Pope Francis & the Franciscan Approach to Evangelization
popefrancis2What to make of Pope Francis? Is he endorsing Marxism? Is he changing the Church's teachings? These are questions many traditional-minded Catholics have been asking themselves in recent months. There is no mistaking the Holy Father's incredible popularity, even among an audience that is usually more antagonistic to the hierarchy within the Catholic Church. Time Magazine named the Pope their 2013 “Man of the Year” and his viral hashtag on Twitter is #bestpopeever! Lapsed Catholics, non-Catholics, and even people of no religious affiliation whatsoever, seem increasingly intrigued by Pope Francis. He has been photographed washing the feet of disabled children and Muslim women, embracing the handicapped and those afflicted with Down-Syndrome. One thing is for certain: the Pope is turning people's heads and, perhaps, opening their hearts. At the same time, a few of the Pope's off-cuff remarks in recent interviews have ruffled some feathers. Whether it was his call for income-equality or his criticism of luxury automobiles, the Pope's insistence on a Church that is poor and at the service of the poor has some people squirming in their seats. It was a reply to a question regarding priests who struggle with same-sex attraction, however, that made the most headlines and caused many Catholics to throw up their hands in confusion. “When I meet a gay person,” Pope Francis said, “who am I to judge them? They shouldn't be marginalized. The tendency is not the problem... they're our brothers.” This consternation was only aggravated when he later concelebrated Mass and kissed the hands of a homosexual activist priest campaigning for change in the Church's teaching. What is Pope Francis up to? Many Catholics around the world were surprised when the newly elected Roman Pontiff chose the name of “Francis” and credited the inspiration not to the Jesuit saint, Francis Xavier, but to the founder of the Franciscans, Francis of Assisi. The name was not all that he adopted. It seems he has also adopted and been heavily influenced by the saint's simple approach to the Gospel and radical model of Evangelization. Francis of Assisi lived in a time when many of the common people were scandalized by the clergy's greed for wealth and power. In contrast, Francis lived an austere and poor life and insisted that the Gospel be preached simply and without gloss. One of the sayings most commonly attributed to St. Francis is: “Preach always and, when necessary, use words.” The saint certainly embodied this maxim in his approach to Evangelization. He spent time in leper communities, caring for the bodily needs of the sickest and most marginalized members of his society. He rebuilt churches with his own hands, one stone at a time. When many of his fellow countrymen picked up swords and flocked to the call of the Crusades, Francis traversed the battlefield peacefully and spoke to the Muslim Sultan about the love of God and the beauty of the Catholic faith. It was in his dealings with his Franciscan brothers, however, that his particular genius for Evangelization shone most stunningly. When faced with human weakness and sin, Francis did not utter harsh words of accusation or condemnation.
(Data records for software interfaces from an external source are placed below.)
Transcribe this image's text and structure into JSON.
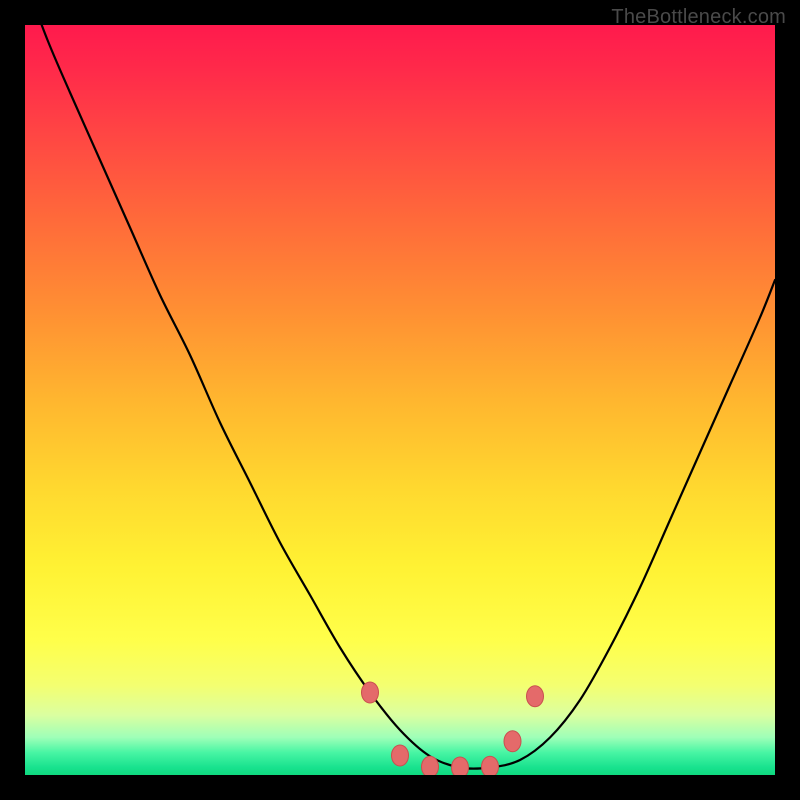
{
  "watermark": "TheBottleneck.com",
  "colors": {
    "curve": "#000000",
    "marker_fill": "#e46a6a",
    "marker_stroke": "#c94f4f",
    "frame": "#000000"
  },
  "chart_data": {
    "type": "line",
    "title": "",
    "xlabel": "",
    "ylabel": "",
    "xlim": [
      0,
      100
    ],
    "ylim": [
      0,
      100
    ],
    "grid": false,
    "legend": null,
    "series": [
      {
        "name": "bottleneck-curve",
        "x": [
          0,
          3,
          6,
          10,
          14,
          18,
          22,
          26,
          30,
          34,
          38,
          42,
          46,
          50,
          54,
          58,
          62,
          66,
          70,
          74,
          78,
          82,
          86,
          90,
          94,
          98,
          100
        ],
        "values": [
          106,
          98,
          91,
          82,
          73,
          64,
          56,
          47,
          39,
          31,
          24,
          17,
          11,
          6,
          2.5,
          1,
          1,
          2,
          5,
          10,
          17,
          25,
          34,
          43,
          52,
          61,
          66
        ]
      }
    ],
    "markers": {
      "name": "selected-points",
      "x": [
        46,
        50,
        54,
        58,
        62,
        65,
        68
      ],
      "values": [
        11,
        2.6,
        1.1,
        1.0,
        1.1,
        4.5,
        10.5
      ]
    }
  }
}
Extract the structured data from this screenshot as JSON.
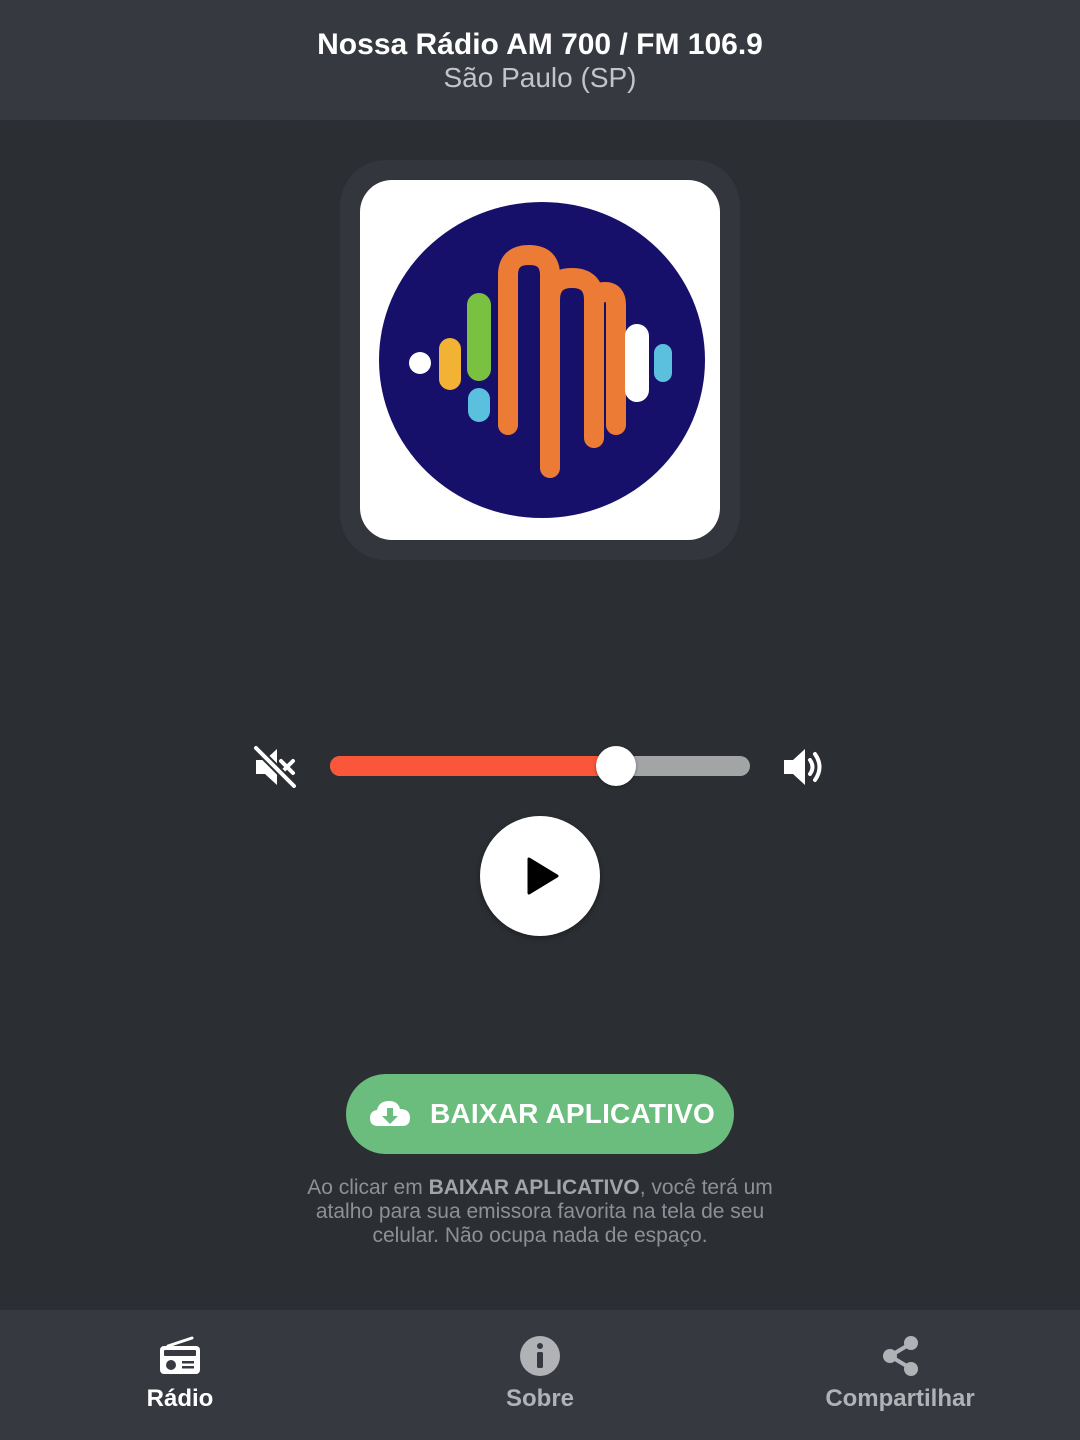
{
  "header": {
    "title": "Nossa Rádio AM 700 / FM 106.9",
    "subtitle": "São Paulo (SP)"
  },
  "logo": {
    "icon": "station-logo",
    "colors": {
      "circle": "#16106a",
      "orange": "#ec7b36",
      "green": "#7ac142",
      "yellow": "#f2b233",
      "blue": "#5bc0de",
      "white": "#ffffff"
    }
  },
  "player": {
    "volume_level": 0.68,
    "mute_icon": "volume-mute-icon",
    "volume_icon": "volume-up-icon",
    "play_icon": "play-icon",
    "accent_color": "#f9563a"
  },
  "download": {
    "button_label": "BAIXAR APLICATIVO",
    "icon": "cloud-download-icon",
    "color": "#6bbd7d",
    "note_prefix": "Ao clicar em ",
    "note_bold": "BAIXAR APLICATIVO",
    "note_suffix": ", você terá um atalho para sua emissora favorita na tela de seu celular. Não ocupa nada de espaço."
  },
  "nav": {
    "items": [
      {
        "label": "Rádio",
        "icon": "radio-icon",
        "active": true
      },
      {
        "label": "Sobre",
        "icon": "info-icon",
        "active": false
      },
      {
        "label": "Compartilhar",
        "icon": "share-icon",
        "active": false
      }
    ]
  }
}
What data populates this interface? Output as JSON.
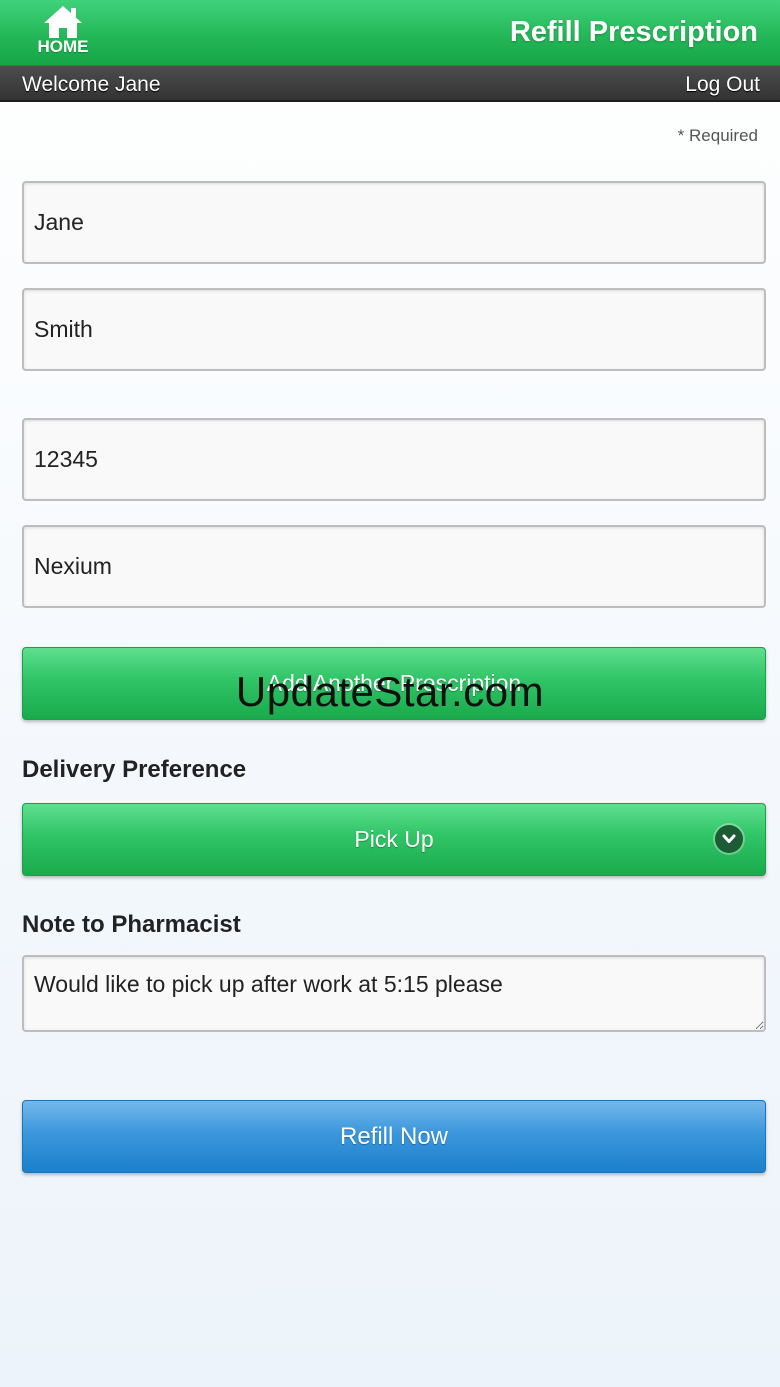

Rather, he sought to win the brother's heart back to God through compassion and mercy. In his Admonitions, St. Francis instructs his brothers on the proper way to deal with a friar who has sinned: “Let the ministers receive them charitably and kindly and be so familiar with them, that they can speak to them and act as lords with their servants; for so it should be, because the ministers are the servants of all the brothers.” Francis himself embodied his own admonition when, after a long period of bodily fasting, a brother woke from sleep, weeping with pangs of hunger. Francis did not upbraid his laxity or lack of fervor. Instead, he bade the friar take some bread and insisted that all of brothers do likewise, lest the hungry friar feel ashamed of his weakness. Regarding a priest who had failed to live up to the dignity of his vocation, Francis did not recommend harsh criticism or public rebuke. Rather, he writes in his Testimony regarding such priests: “I do not wish to consider any sin in them, because I discern the Son of God in them and they are my masters.” Love Opens the Way for Truth St. Francis understood well that love changes hearts and love must be revealed in action. Pope Francis seems to have adopted the approach of his namesake. He, too, understands that authentic conversion is brought about through the witness of Gospel love and not through harsh rebukes. The “Poor Church” must be embodied through humble service and hands-on ministering to those who are ill, both physically and spiritually. Is all this to say that truth should not be uttered? Certainly St. Francis of Assisi was not afraid to speak the truth. When necessary, he spoke frankly about the reality of hell, the seriousness of mortal sin, and the terror of an unrepentant soul when the devil seizes him at the moment of death. That being said, Francis was convinced that it is the witness of God's love and mercy that turns hearts back to Christ. I think the same could be said for Pope Francis. The title of his first Encyclical was “The Joy of the Gospel,” and not the “The Truth of the Gospel.” Like St. Francis, the Pope understands that hearts must be opened before they can receive the truth. It is the witness of merciful love shown through joyful service that opens hearts to the Gospel message of Jesus Christ. This is what St. Francis understood and lived so effectively and this is what Pope Francis hopes to bring to the “Poor Church” of contemporary society.